YOUR INSTRUCTIONS.
What lines in the entries hold the string "JSON"? List them.

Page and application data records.
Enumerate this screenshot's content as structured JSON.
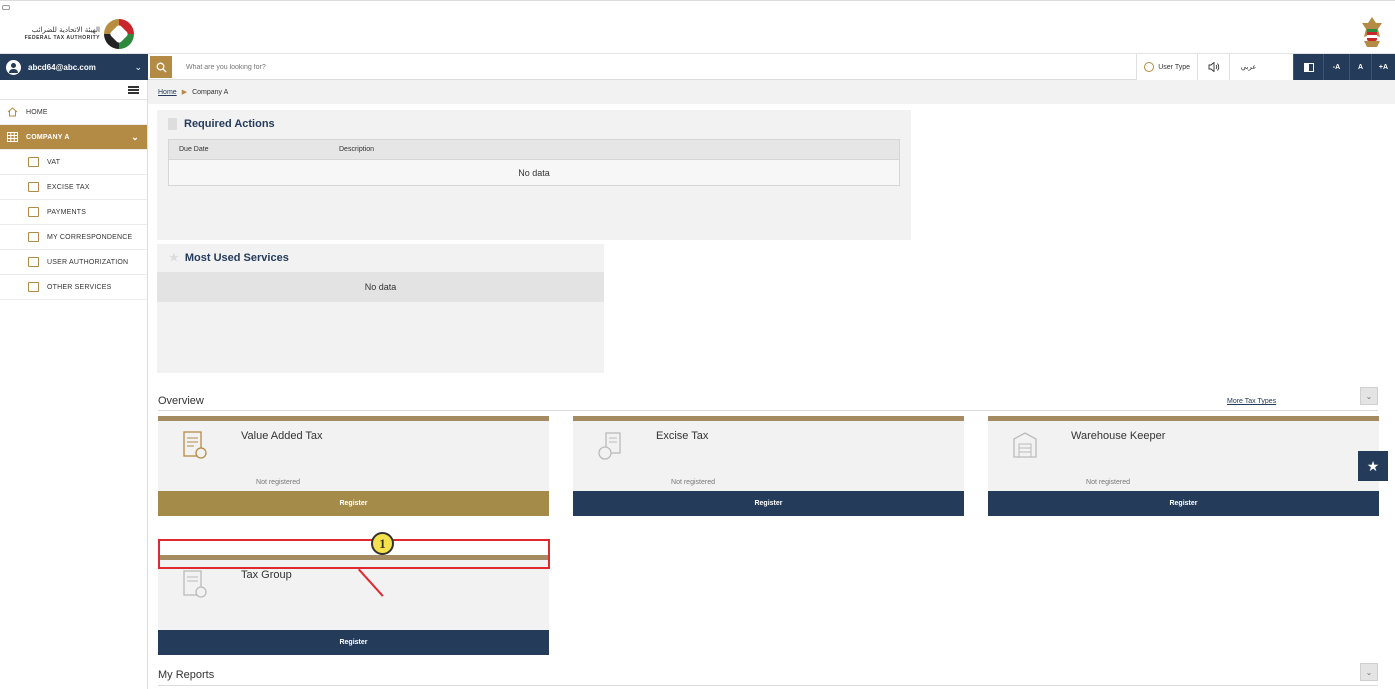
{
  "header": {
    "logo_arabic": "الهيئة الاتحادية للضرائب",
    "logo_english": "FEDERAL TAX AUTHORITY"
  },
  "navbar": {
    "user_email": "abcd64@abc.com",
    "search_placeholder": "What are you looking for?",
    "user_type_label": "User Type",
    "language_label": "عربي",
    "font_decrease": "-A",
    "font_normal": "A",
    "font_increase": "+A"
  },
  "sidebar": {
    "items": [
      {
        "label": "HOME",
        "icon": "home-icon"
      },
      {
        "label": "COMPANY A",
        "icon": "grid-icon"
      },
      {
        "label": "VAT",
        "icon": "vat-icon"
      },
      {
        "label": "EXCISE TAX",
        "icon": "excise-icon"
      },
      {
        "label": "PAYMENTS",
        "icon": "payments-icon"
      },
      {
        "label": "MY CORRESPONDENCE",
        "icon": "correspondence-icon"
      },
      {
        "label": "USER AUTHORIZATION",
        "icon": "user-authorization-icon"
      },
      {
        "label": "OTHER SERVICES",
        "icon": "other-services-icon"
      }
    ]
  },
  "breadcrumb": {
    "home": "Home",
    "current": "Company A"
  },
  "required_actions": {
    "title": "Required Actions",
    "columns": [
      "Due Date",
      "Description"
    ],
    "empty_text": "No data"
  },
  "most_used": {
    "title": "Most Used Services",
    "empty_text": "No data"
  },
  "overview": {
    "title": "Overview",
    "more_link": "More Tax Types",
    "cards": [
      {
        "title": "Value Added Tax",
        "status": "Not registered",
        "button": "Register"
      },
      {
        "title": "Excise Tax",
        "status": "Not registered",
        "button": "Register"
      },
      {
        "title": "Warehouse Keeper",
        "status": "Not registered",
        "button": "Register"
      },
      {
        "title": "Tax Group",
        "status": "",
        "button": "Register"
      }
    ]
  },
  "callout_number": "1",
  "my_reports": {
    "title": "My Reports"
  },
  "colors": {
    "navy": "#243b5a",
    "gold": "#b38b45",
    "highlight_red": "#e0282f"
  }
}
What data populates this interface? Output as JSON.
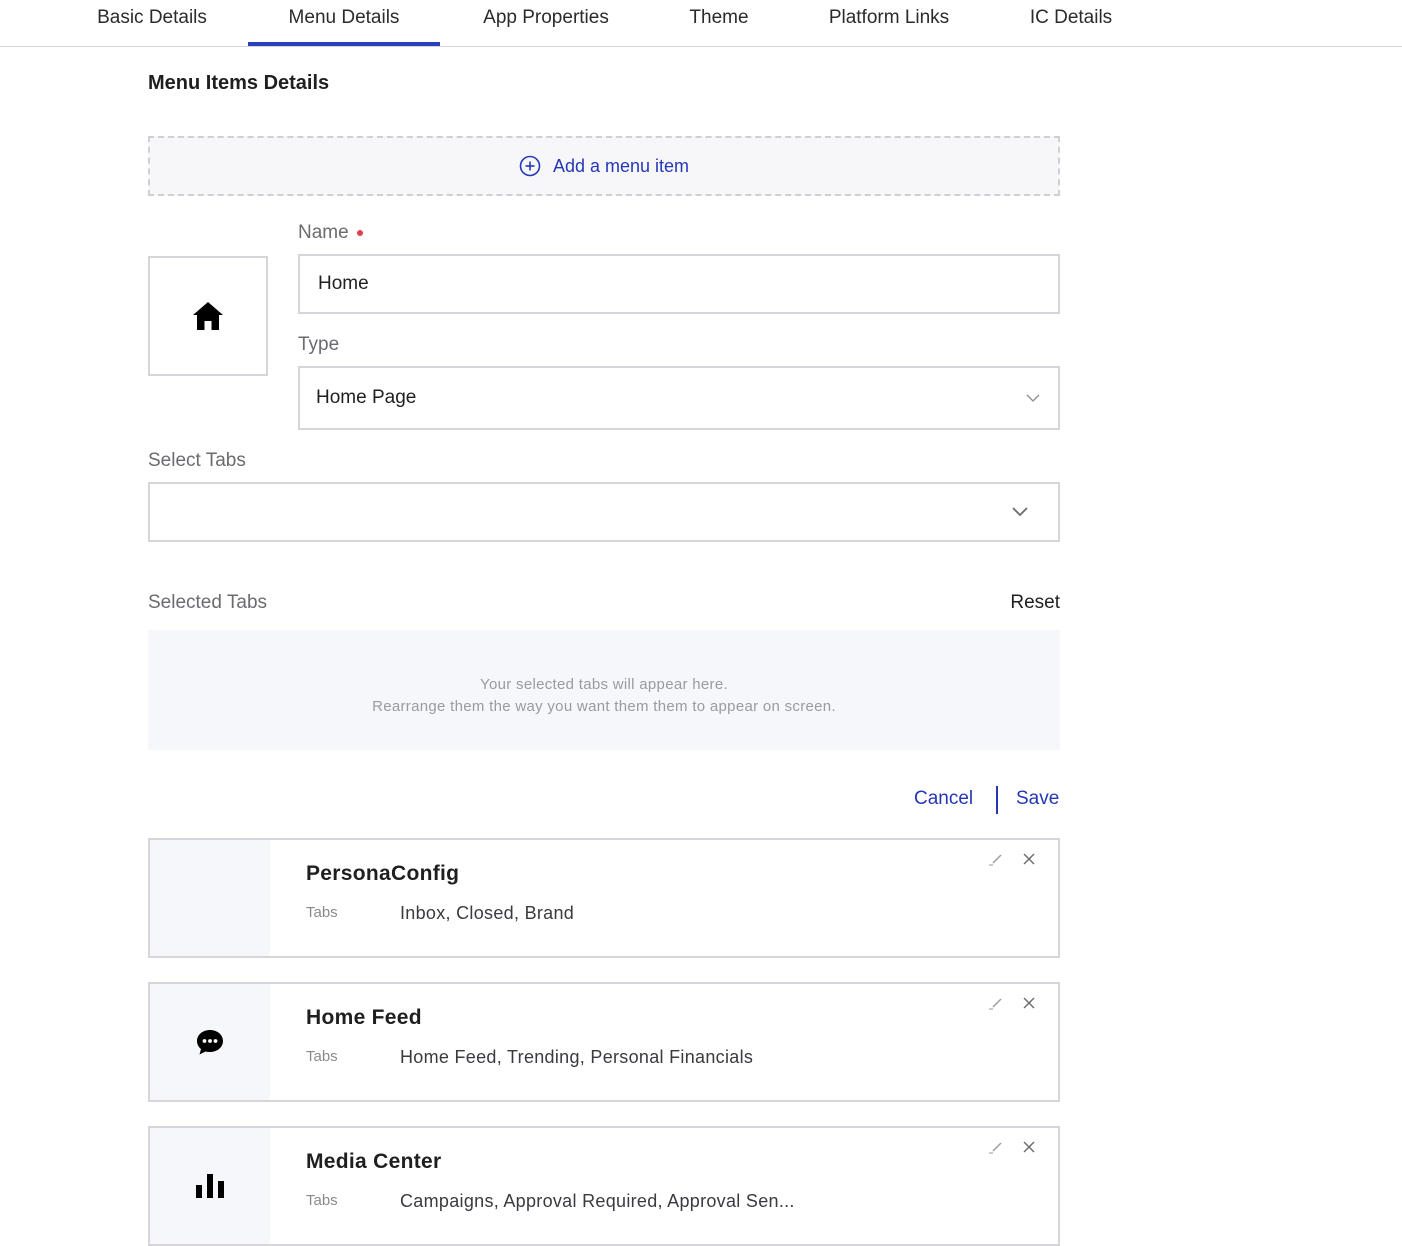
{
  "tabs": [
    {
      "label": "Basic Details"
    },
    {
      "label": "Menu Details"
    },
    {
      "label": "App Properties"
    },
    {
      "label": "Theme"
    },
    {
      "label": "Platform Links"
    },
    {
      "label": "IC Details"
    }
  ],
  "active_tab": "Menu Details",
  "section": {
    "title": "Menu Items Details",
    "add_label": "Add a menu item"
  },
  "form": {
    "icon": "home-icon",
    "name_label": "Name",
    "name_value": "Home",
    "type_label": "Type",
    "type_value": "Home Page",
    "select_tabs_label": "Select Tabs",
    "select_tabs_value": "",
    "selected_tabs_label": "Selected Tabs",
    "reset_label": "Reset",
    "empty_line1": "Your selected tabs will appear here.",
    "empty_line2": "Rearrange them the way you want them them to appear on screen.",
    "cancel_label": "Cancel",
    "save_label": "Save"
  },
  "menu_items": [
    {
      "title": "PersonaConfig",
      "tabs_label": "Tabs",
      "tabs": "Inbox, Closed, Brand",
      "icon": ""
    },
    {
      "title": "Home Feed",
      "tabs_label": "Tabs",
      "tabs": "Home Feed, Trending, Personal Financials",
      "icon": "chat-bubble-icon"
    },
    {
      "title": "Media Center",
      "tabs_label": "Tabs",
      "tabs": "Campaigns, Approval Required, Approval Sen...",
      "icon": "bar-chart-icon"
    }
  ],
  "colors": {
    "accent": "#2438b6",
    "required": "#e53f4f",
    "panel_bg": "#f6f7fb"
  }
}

ANSWER TO THE PROBLEM.
Enumerate this screenshot's content as structured JSON.
What data populates this interface? Output as JSON.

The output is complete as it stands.